* EXTRACTED RECORDS
--- START ---

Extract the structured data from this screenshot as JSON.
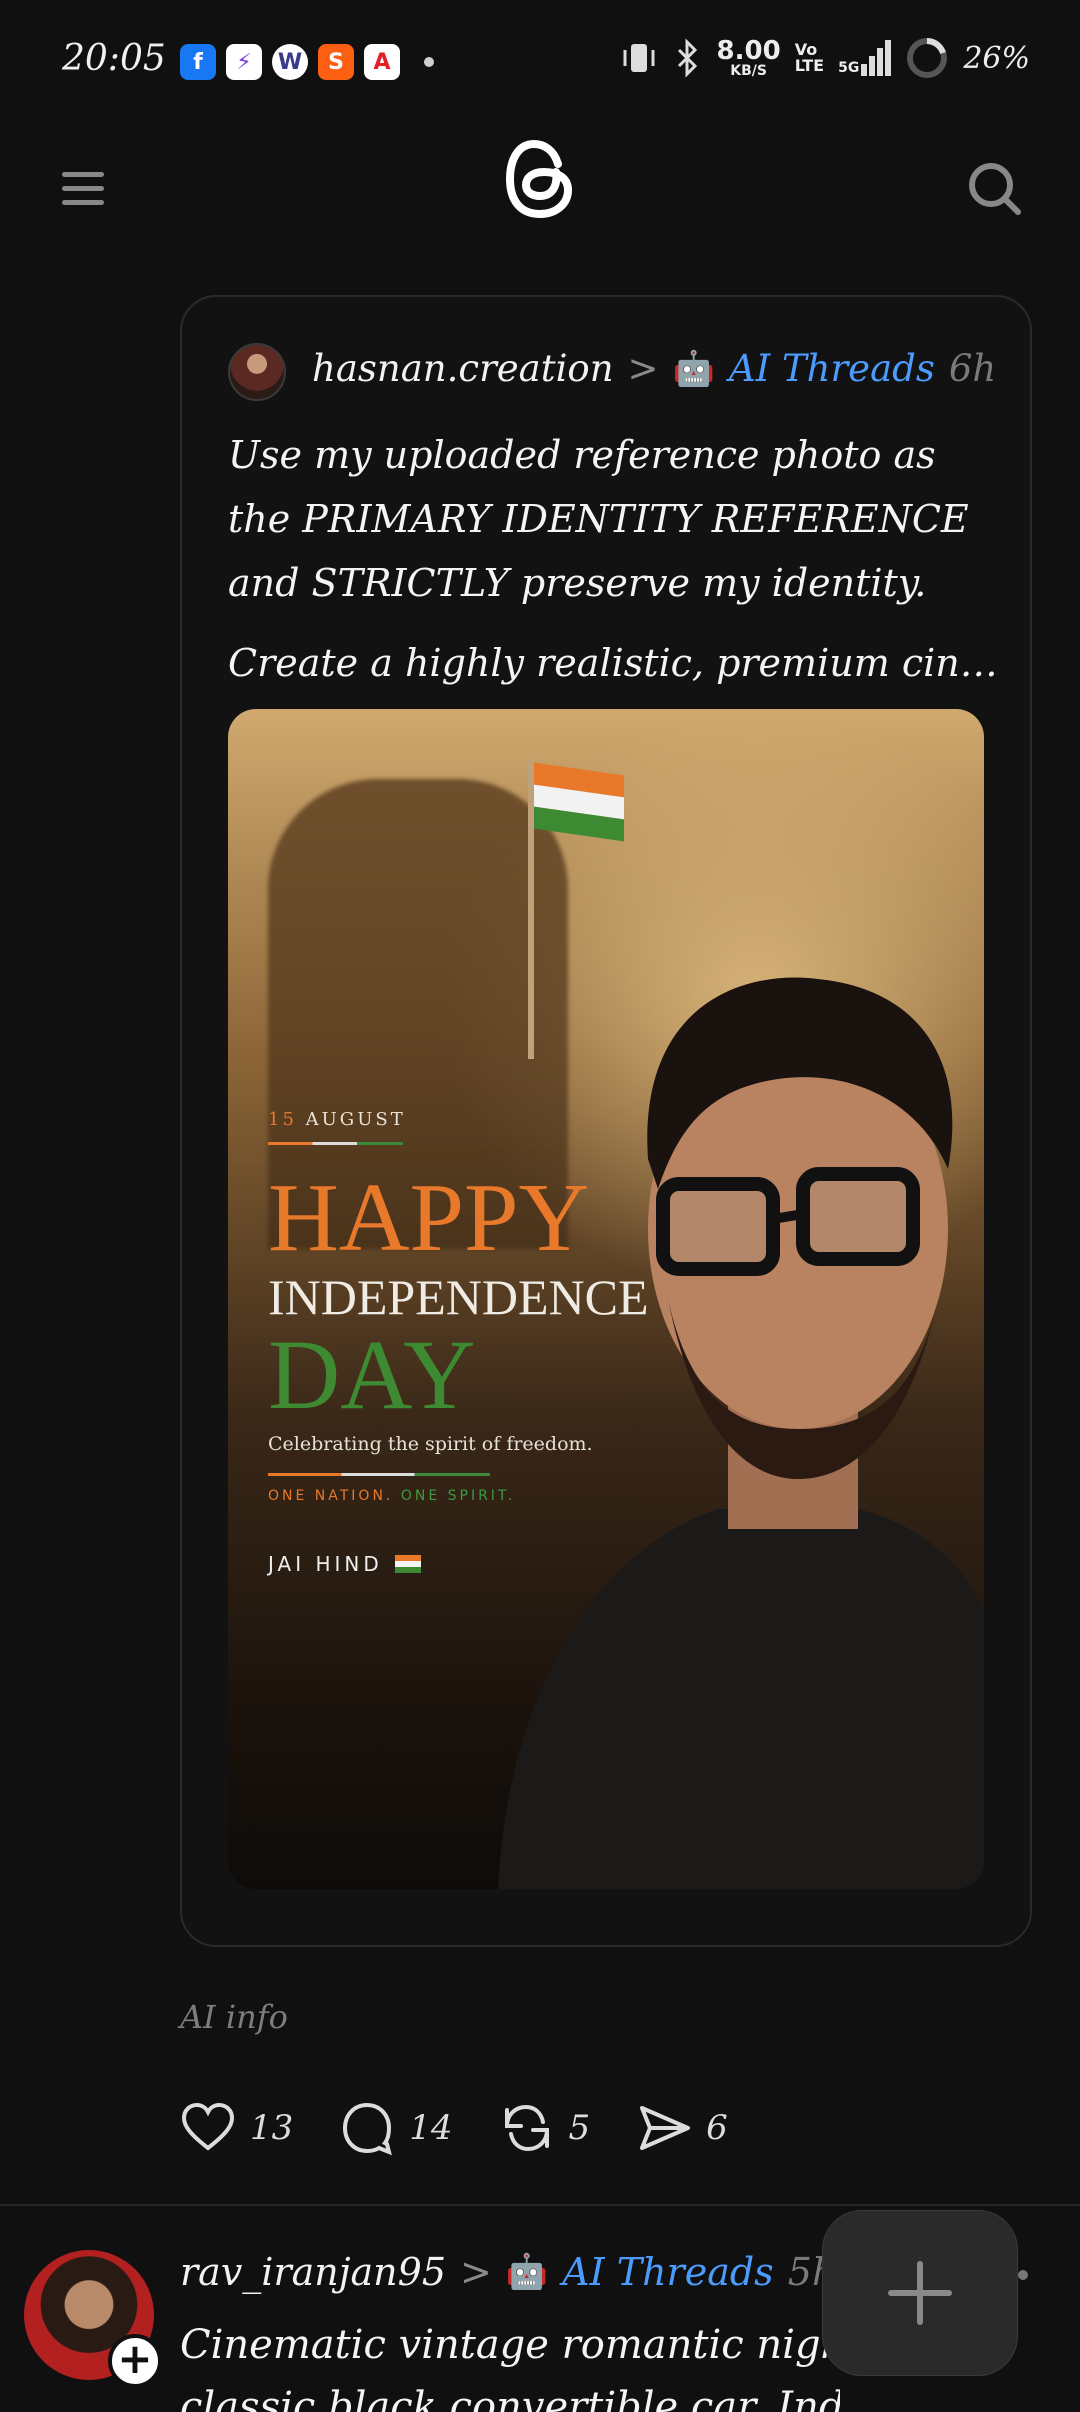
{
  "status_bar": {
    "time": "20:05",
    "apps": [
      {
        "name": "facebook-icon",
        "glyph": "f",
        "color": "#1877f2"
      },
      {
        "name": "spark-icon",
        "glyph": "⚡",
        "color": "#ffffff"
      },
      {
        "name": "wallet-icon",
        "glyph": "W",
        "color": "#ffffff"
      },
      {
        "name": "swiggy-icon",
        "glyph": "S",
        "color": "#fc5f12"
      },
      {
        "name": "adobe-icon",
        "glyph": "A",
        "color": "#ffffff"
      }
    ],
    "speed_value": "8.00",
    "speed_unit": "KB/S",
    "lte_top": "Vo",
    "lte_bottom": "LTE",
    "network": "5G",
    "battery": "26%"
  },
  "post": {
    "username": "hasnan.creation",
    "separator": ">",
    "robot": "🤖",
    "community": "AI Threads",
    "time": "6h",
    "text_p1": "Use my uploaded reference photo as the PRIMARY IDENTITY REFERENCE and STRICTLY preserve my identity.",
    "text_p2": "Create a highly realistic, premium cinema...",
    "poster": {
      "date_num": "15",
      "date_month": "AUGUST",
      "happy": "HAPPY",
      "independence": "INDEPENDENCE",
      "day": "DAY",
      "celebrate": "Celebrating the spirit of freedom.",
      "nation_a": "ONE NATION.",
      "nation_b": "ONE SPIRIT.",
      "jai_hind": "JAI HIND"
    },
    "ai_info": "AI info",
    "likes": "13",
    "replies": "14",
    "reposts": "5",
    "shares": "6"
  },
  "next_post": {
    "username": "rav_iranjan95",
    "separator": ">",
    "robot": "🤖",
    "community": "AI Threads",
    "time": "5h",
    "line1": "Cinematic vintage romantic night scene",
    "line2": "classic black convertible car, Indian"
  },
  "colors": {
    "accent": "#4c9cff",
    "saffron": "#e8792b",
    "green": "#3d8a32",
    "background": "#101010"
  }
}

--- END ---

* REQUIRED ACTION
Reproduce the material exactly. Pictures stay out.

* YOUR SOLUTION
Extract the structured data from this screenshot as JSON.
{
  "status_bar": {
    "time": "20:05",
    "apps": [
      {
        "name": "facebook-icon",
        "glyph": "f",
        "color": "#1877f2"
      },
      {
        "name": "spark-icon",
        "glyph": "⚡",
        "color": "#ffffff"
      },
      {
        "name": "wallet-icon",
        "glyph": "W",
        "color": "#ffffff"
      },
      {
        "name": "swiggy-icon",
        "glyph": "S",
        "color": "#fc5f12"
      },
      {
        "name": "adobe-icon",
        "glyph": "A",
        "color": "#ffffff"
      }
    ],
    "speed_value": "8.00",
    "speed_unit": "KB/S",
    "lte_top": "Vo",
    "lte_bottom": "LTE",
    "network": "5G",
    "battery": "26%"
  },
  "post": {
    "username": "hasnan.creation",
    "separator": ">",
    "robot": "🤖",
    "community": "AI Threads",
    "time": "6h",
    "text_p1": "Use my uploaded reference photo as the PRIMARY IDENTITY REFERENCE and STRICTLY preserve my identity.",
    "text_p2": "Create a highly realistic, premium cinema...",
    "poster": {
      "date_num": "15",
      "date_month": "AUGUST",
      "happy": "HAPPY",
      "independence": "INDEPENDENCE",
      "day": "DAY",
      "celebrate": "Celebrating the spirit of freedom.",
      "nation_a": "ONE NATION.",
      "nation_b": "ONE SPIRIT.",
      "jai_hind": "JAI HIND"
    },
    "ai_info": "AI info",
    "likes": "13",
    "replies": "14",
    "reposts": "5",
    "shares": "6"
  },
  "next_post": {
    "username": "rav_iranjan95",
    "separator": ">",
    "robot": "🤖",
    "community": "AI Threads",
    "time": "5h",
    "line1": "Cinematic vintage romantic night scene",
    "line2": "classic black convertible car, Indian"
  },
  "colors": {
    "accent": "#4c9cff",
    "saffron": "#e8792b",
    "green": "#3d8a32",
    "background": "#101010"
  }
}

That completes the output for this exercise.